*** Opening of Dataset extract ***

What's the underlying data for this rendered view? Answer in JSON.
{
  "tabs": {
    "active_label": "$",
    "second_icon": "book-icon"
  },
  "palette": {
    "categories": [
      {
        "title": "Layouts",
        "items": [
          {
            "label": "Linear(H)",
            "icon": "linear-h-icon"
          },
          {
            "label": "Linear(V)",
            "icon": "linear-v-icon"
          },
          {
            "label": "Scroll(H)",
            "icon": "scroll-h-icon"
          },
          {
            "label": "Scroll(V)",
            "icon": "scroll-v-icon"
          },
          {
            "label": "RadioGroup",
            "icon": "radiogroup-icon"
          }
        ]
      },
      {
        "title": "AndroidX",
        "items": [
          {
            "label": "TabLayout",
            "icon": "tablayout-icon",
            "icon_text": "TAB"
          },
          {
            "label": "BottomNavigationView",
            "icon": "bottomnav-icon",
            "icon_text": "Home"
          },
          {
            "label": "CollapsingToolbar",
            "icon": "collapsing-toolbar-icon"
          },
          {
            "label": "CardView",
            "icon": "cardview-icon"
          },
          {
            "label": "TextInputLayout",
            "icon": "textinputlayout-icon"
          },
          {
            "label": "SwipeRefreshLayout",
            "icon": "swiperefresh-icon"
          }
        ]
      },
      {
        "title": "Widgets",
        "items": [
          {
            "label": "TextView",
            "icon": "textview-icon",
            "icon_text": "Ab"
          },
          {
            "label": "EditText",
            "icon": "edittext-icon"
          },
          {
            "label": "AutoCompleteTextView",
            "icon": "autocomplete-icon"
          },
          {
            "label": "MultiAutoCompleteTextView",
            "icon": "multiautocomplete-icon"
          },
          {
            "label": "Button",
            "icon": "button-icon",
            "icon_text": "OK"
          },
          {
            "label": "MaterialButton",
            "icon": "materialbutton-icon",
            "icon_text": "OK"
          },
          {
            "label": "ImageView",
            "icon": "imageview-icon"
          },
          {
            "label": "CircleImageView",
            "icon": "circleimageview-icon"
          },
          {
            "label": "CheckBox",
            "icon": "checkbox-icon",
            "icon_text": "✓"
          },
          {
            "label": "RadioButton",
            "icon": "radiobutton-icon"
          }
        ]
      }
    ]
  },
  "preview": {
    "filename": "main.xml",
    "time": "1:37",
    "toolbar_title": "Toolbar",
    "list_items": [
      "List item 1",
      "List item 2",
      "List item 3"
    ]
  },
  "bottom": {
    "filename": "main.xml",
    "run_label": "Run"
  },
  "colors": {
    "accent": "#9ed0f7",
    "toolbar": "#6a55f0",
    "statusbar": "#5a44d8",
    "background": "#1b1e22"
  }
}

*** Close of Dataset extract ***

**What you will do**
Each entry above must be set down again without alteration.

**Finished exercise**
What's the underlying data for this rendered view? Answer in JSON.
{
  "tabs": {
    "active_label": "$",
    "second_icon": "book-icon"
  },
  "palette": {
    "categories": [
      {
        "title": "Layouts",
        "items": [
          {
            "label": "Linear(H)",
            "icon": "linear-h-icon"
          },
          {
            "label": "Linear(V)",
            "icon": "linear-v-icon"
          },
          {
            "label": "Scroll(H)",
            "icon": "scroll-h-icon"
          },
          {
            "label": "Scroll(V)",
            "icon": "scroll-v-icon"
          },
          {
            "label": "RadioGroup",
            "icon": "radiogroup-icon"
          }
        ]
      },
      {
        "title": "AndroidX",
        "items": [
          {
            "label": "TabLayout",
            "icon": "tablayout-icon",
            "icon_text": "TAB"
          },
          {
            "label": "BottomNavigationView",
            "icon": "bottomnav-icon",
            "icon_text": "Home"
          },
          {
            "label": "CollapsingToolbar",
            "icon": "collapsing-toolbar-icon"
          },
          {
            "label": "CardView",
            "icon": "cardview-icon"
          },
          {
            "label": "TextInputLayout",
            "icon": "textinputlayout-icon"
          },
          {
            "label": "SwipeRefreshLayout",
            "icon": "swiperefresh-icon"
          }
        ]
      },
      {
        "title": "Widgets",
        "items": [
          {
            "label": "TextView",
            "icon": "textview-icon",
            "icon_text": "Ab"
          },
          {
            "label": "EditText",
            "icon": "edittext-icon"
          },
          {
            "label": "AutoCompleteTextView",
            "icon": "autocomplete-icon"
          },
          {
            "label": "MultiAutoCompleteTextView",
            "icon": "multiautocomplete-icon"
          },
          {
            "label": "Button",
            "icon": "button-icon",
            "icon_text": "OK"
          },
          {
            "label": "MaterialButton",
            "icon": "materialbutton-icon",
            "icon_text": "OK"
          },
          {
            "label": "ImageView",
            "icon": "imageview-icon"
          },
          {
            "label": "CircleImageView",
            "icon": "circleimageview-icon"
          },
          {
            "label": "CheckBox",
            "icon": "checkbox-icon",
            "icon_text": "✓"
          },
          {
            "label": "RadioButton",
            "icon": "radiobutton-icon"
          }
        ]
      }
    ]
  },
  "preview": {
    "filename": "main.xml",
    "time": "1:37",
    "toolbar_title": "Toolbar",
    "list_items": [
      "List item 1",
      "List item 2",
      "List item 3"
    ]
  },
  "bottom": {
    "filename": "main.xml",
    "run_label": "Run"
  },
  "colors": {
    "accent": "#9ed0f7",
    "toolbar": "#6a55f0",
    "statusbar": "#5a44d8",
    "background": "#1b1e22"
  }
}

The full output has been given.